NSA whistleblower Edward Snowden was a keynote speaker at the SecTor conference, even if he didn’t attend in person. Via a live web conference link, Snowden delivered a talk on the state of internet security and privacy.
His estimation was grim. Offensive cyber technology has surpassed current defenses. Today, attackers aren’t worried about being detected because it’s so easy to compromise systems while difficult to detect them.
Meanwhile, government surveillance grows more comprehensive. Compared to a generation ago, monitoring individuals or even groups is cheaper and requires less manpower. Snowden recommended implementing two-factor authentication, full-disk encryption, password management systems and secure operating systems. He also lauded the efforts of civil liberties organizations to advocate for individual rights and online privacy.
As tech users get savvier, cyber-scammers are growing increasingly sophisticated in their attempts to con people out of money. Younger computer users who have grown up with technology are less likely to fall prey to familiar tech support scams, but according to a new study from Microsoft, even cyber-savvy youth fall pretty to these cons.
Fraudsters that use pop-ups, unsolicited email and scam websites are still pulling in money by duping innocent users. In fact, two-thirds of internet consumers worldwide have experienced a scam in the past year, and a fifth were duped into interacting with the scammer, which resulted in 10 percent of these consumers losing money.
The three largest target countries were India, China and the U.S.
Kubernetes, the Google-developed and open-source container management system, has become popular with a diverse community. Now, VMware, which provides cloud and virtualization software and services, is joining in by using Kubernetes on its VMware Photon platform.
This follows the late September release of Kubernetes 1.4, which added new security features.
The Photon Platform includes Photon OS, a Linux operating system for container deployment, and the Photon Controller, which provides a control plane for container deployment.
Canonical announced that it has released a version of the Ubuntu Linux desktop and indicated that other software components for data centers will soon be commercially available on servers powered by ARM’s 64-bit chip server architecture.

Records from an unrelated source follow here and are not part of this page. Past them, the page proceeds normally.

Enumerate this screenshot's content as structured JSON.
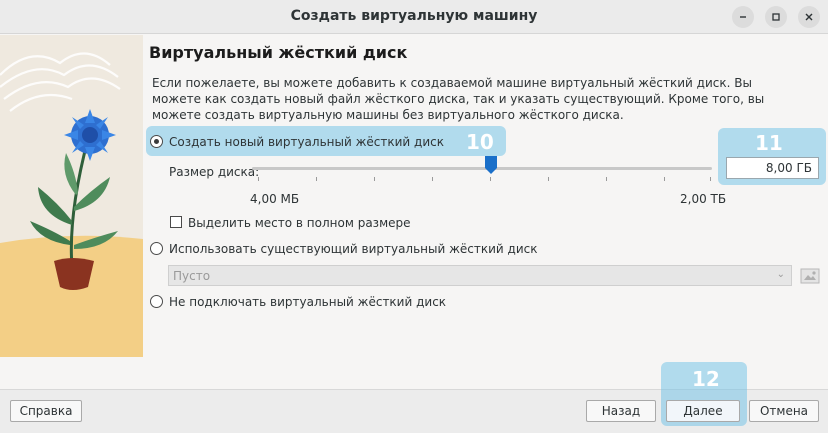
{
  "window": {
    "title": "Создать виртуальную машину",
    "controls": [
      "minimize-icon",
      "maximize-icon",
      "close-icon"
    ]
  },
  "page": {
    "heading": "Виртуальный жёсткий диск",
    "description": "Если пожелаете, вы можете добавить к создаваемой машине виртуальный жёсткий диск. Вы можете как создать новый файл жёсткого диска, так и указать существующий. Кроме того, вы можете создать виртуальную машины без виртуального жёсткого диска."
  },
  "options": {
    "create_new": {
      "label": "Создать новый виртуальный жёсткий диск",
      "checked": true
    },
    "use_existing": {
      "label": "Использовать существующий виртуальный жёсткий диск",
      "checked": false
    },
    "no_disk": {
      "label": "Не подключать виртуальный жёсткий диск",
      "checked": false
    }
  },
  "disk_size": {
    "label": "Размер диска:",
    "value": "8,00 ГБ",
    "min_label": "4,00 МБ",
    "max_label": "2,00 ТБ",
    "slider_fraction": 0.52
  },
  "preallocate": {
    "label": "Выделить место в полном размере",
    "checked": false
  },
  "existing_disk": {
    "selected": "Пусто"
  },
  "annotations": {
    "a10": "10",
    "a11": "11",
    "a12": "12"
  },
  "buttons": {
    "help": "Справка",
    "back": "Назад",
    "next": "Далее",
    "cancel": "Отмена"
  },
  "colors": {
    "highlight": "#78c4e8",
    "slider_handle": "#1a6fc9"
  }
}
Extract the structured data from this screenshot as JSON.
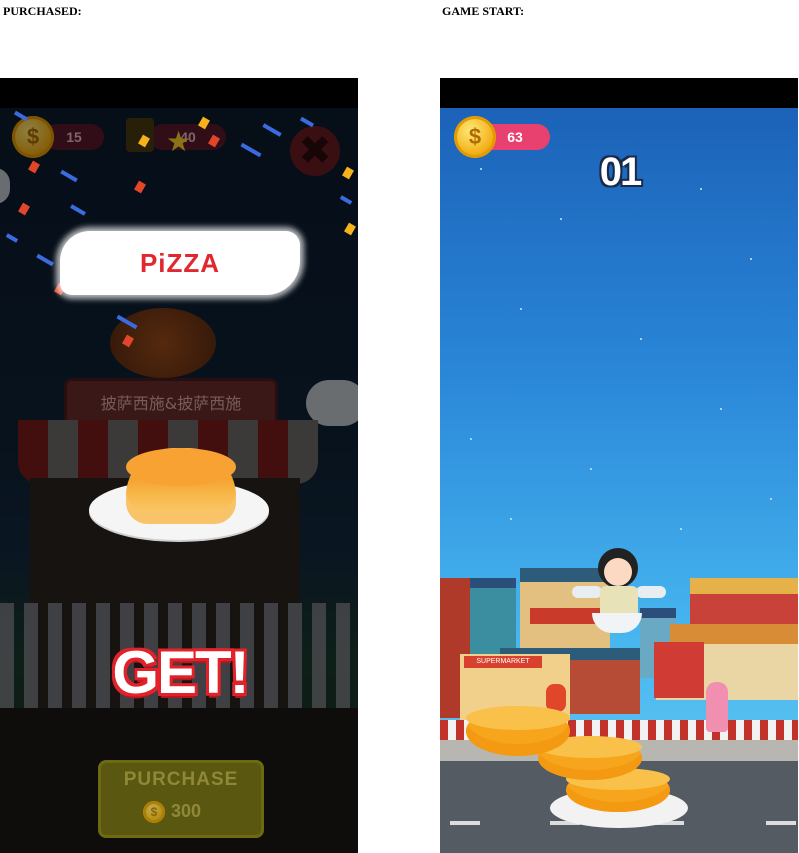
{
  "captions": {
    "left": "PURCHASED:",
    "right": "GAME START:"
  },
  "purchased_screen": {
    "hud": {
      "coins": "15",
      "stars": "40",
      "coin_icon": "dollar-coin-icon",
      "star_icon": "star-icon",
      "close_icon": "close-x-icon"
    },
    "item_title": "PiZZA",
    "stall_sign": "披萨西施&披萨西施",
    "get_label": "GET!",
    "purchase_button": {
      "label": "PURCHASE",
      "price": "300",
      "coin_icon": "dollar-coin-icon"
    },
    "colors": {
      "title_text": "#e0282e",
      "get_outline": "#e1222b",
      "purchase_bg": "#5a5810"
    }
  },
  "game_screen": {
    "hud": {
      "coins": "63",
      "coin_icon": "dollar-coin-icon"
    },
    "score": "01",
    "shop_sign": "SUPERMARKET",
    "colors": {
      "sky_top": "#1b62b8",
      "coin_pill": "#e84170"
    }
  }
}
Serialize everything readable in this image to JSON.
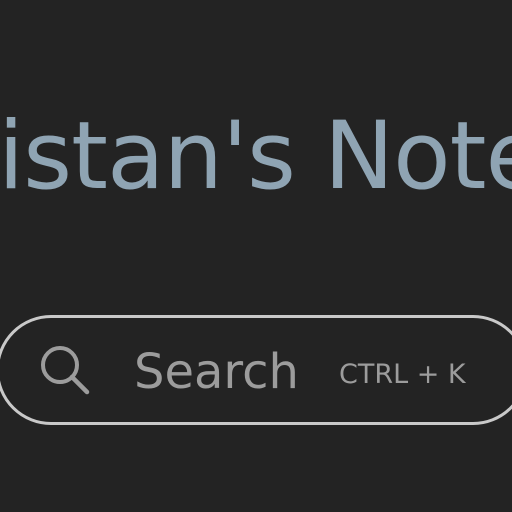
{
  "header": {
    "title": "istan's Notes"
  },
  "search": {
    "icon": "search-icon",
    "placeholder": "Search",
    "shortcut": "CTRL + K"
  },
  "colors": {
    "background": "#232323",
    "title": "#8fa4b3",
    "search_border": "#c9c9c9",
    "search_text": "#9c9c9c"
  }
}
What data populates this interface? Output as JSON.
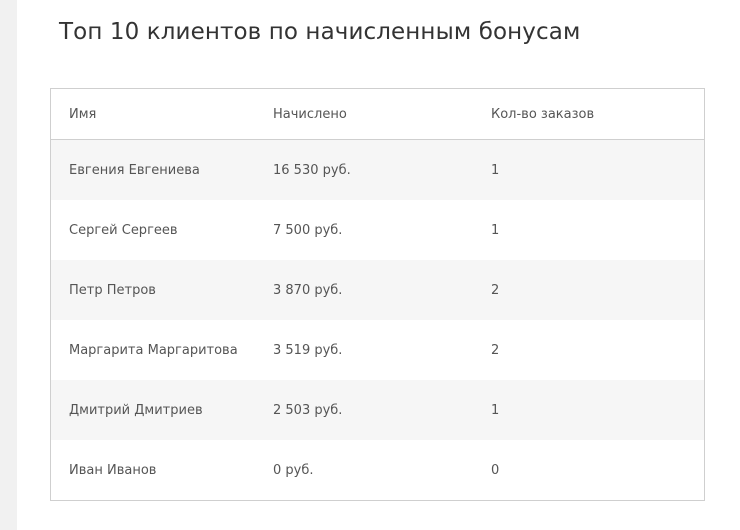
{
  "page": {
    "title": "Топ 10 клиентов по начисленным бонусам"
  },
  "table": {
    "headers": {
      "name": "Имя",
      "amount": "Начислено",
      "orders": "Кол-во заказов"
    },
    "rows": [
      {
        "name": "Евгения Евгениева",
        "amount": "16 530 руб.",
        "orders": "1"
      },
      {
        "name": "Сергей Сергеев",
        "amount": "7 500 руб.",
        "orders": "1"
      },
      {
        "name": "Петр Петров",
        "amount": "3 870 руб.",
        "orders": "2"
      },
      {
        "name": "Маргарита Маргаритова",
        "amount": "3 519 руб.",
        "orders": "2"
      },
      {
        "name": "Дмитрий Дмитриев",
        "amount": "2 503 руб.",
        "orders": "1"
      },
      {
        "name": "Иван Иванов",
        "amount": "0 руб.",
        "orders": "0"
      }
    ]
  },
  "colors": {
    "page_background": "#f1f1f1",
    "card_background": "#ffffff",
    "stripe": "#f6f6f6",
    "border": "#cfcfcf",
    "title_text": "#333333",
    "cell_text": "#555555"
  }
}
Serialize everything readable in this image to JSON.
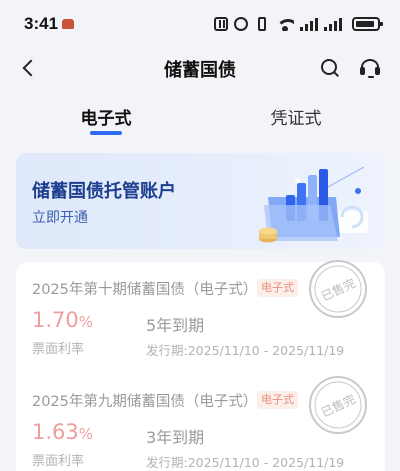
{
  "status_bar": {
    "time": "3:41",
    "icons": [
      "app-notification-icon",
      "nfc-icon",
      "alarm-icon",
      "vibrate-icon",
      "wifi-icon",
      "signal-icon",
      "signal-icon",
      "battery-charging-icon"
    ]
  },
  "header": {
    "title": "储蓄国债",
    "back_icon": "chevron-left-icon",
    "search_icon": "search-icon",
    "service_icon": "customer-service-icon"
  },
  "tabs": [
    {
      "label": "电子式",
      "selected": true
    },
    {
      "label": "凭证式",
      "selected": false
    }
  ],
  "banner": {
    "title": "储蓄国债托管账户",
    "subtitle": "立即开通",
    "art_icon": "bar-chart-folder-illustration"
  },
  "bonds": [
    {
      "name": "2025年第十期储蓄国债（电子式）",
      "tag": "电子式",
      "rate_value": "1.70",
      "rate_unit": "%",
      "rate_label": "票面利率",
      "term": "5年到期",
      "period": "发行期:2025/11/10 - 2025/11/19",
      "stamp": "已售完"
    },
    {
      "name": "2025年第九期储蓄国债（电子式）",
      "tag": "电子式",
      "rate_value": "1.63",
      "rate_unit": "%",
      "rate_label": "票面利率",
      "term": "3年到期",
      "period": "发行期:2025/11/10 - 2025/11/19",
      "stamp": "已售完"
    }
  ],
  "colors": {
    "accent": "#2f6bf2",
    "rate": "#ef9e9e",
    "tag_text": "#e8907c",
    "tag_bg": "#fdeeea",
    "banner_title": "#1e3f8f"
  }
}
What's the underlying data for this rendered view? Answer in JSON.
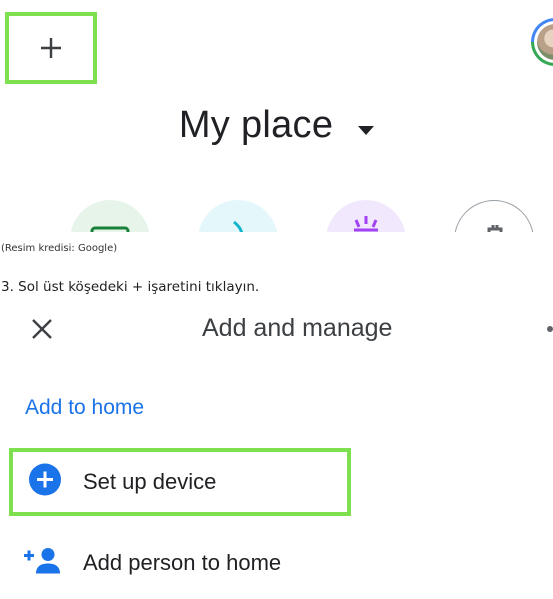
{
  "top_screen": {
    "title": "My place",
    "shortcuts": [
      {
        "icon": "wifi-icon",
        "color": "#e6f4ea"
      },
      {
        "icon": "lights-icon",
        "color": "#e4f7fb"
      },
      {
        "icon": "routines-icon",
        "color": "#f1e8fd"
      },
      {
        "icon": "settings-icon",
        "color": "#ffffff"
      }
    ]
  },
  "caption": {
    "credit": "(Resim kredisi: Google)",
    "step": "3. Sol üst köşedeki + işaretini tıklayın."
  },
  "add_manage": {
    "title": "Add and manage",
    "section_label": "Add to home",
    "items": [
      {
        "label": "Set up device",
        "icon": "add-circle-icon"
      },
      {
        "label": "Add person to home",
        "icon": "person-add-icon"
      }
    ]
  },
  "colors": {
    "highlight": "#7ee04f",
    "accent_blue": "#1a73e8",
    "text": "#202124"
  }
}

This gives ARM more support in its strategy to become a primary alternative to Intel’s data center systems. Canonical officials noted an increasing demand from Ubuntu users for more software options capable of working with the data center hardware they’re running. With a growing focus on scale and automation, Ubuntu and the ARM architecture should answer that users are requesting.